Start of Information given

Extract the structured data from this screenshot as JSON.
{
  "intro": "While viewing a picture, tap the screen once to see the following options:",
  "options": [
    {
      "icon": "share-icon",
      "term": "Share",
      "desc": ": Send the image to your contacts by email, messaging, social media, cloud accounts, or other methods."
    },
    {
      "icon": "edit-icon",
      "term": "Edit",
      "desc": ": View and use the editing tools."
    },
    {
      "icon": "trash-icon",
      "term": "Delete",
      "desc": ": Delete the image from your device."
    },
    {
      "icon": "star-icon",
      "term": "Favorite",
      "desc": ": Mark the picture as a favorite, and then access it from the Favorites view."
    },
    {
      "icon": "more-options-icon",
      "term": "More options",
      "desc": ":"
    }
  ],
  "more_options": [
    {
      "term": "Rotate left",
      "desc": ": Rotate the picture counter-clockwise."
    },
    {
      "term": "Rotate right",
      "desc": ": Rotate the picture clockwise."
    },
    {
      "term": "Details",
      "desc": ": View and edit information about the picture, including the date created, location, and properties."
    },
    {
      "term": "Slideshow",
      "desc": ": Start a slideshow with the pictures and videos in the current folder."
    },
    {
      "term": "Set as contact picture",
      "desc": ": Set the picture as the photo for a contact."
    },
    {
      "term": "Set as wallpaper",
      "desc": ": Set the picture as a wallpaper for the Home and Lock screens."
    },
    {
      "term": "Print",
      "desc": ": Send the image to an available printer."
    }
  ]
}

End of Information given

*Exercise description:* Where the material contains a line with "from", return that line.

*Answer to this exercise:*
Extract the structured data from this screenshot as JSON.
      "desc": ": Delete the image from your device."
      "desc": ": Mark the picture as a favorite, and then access it from the Favorites view."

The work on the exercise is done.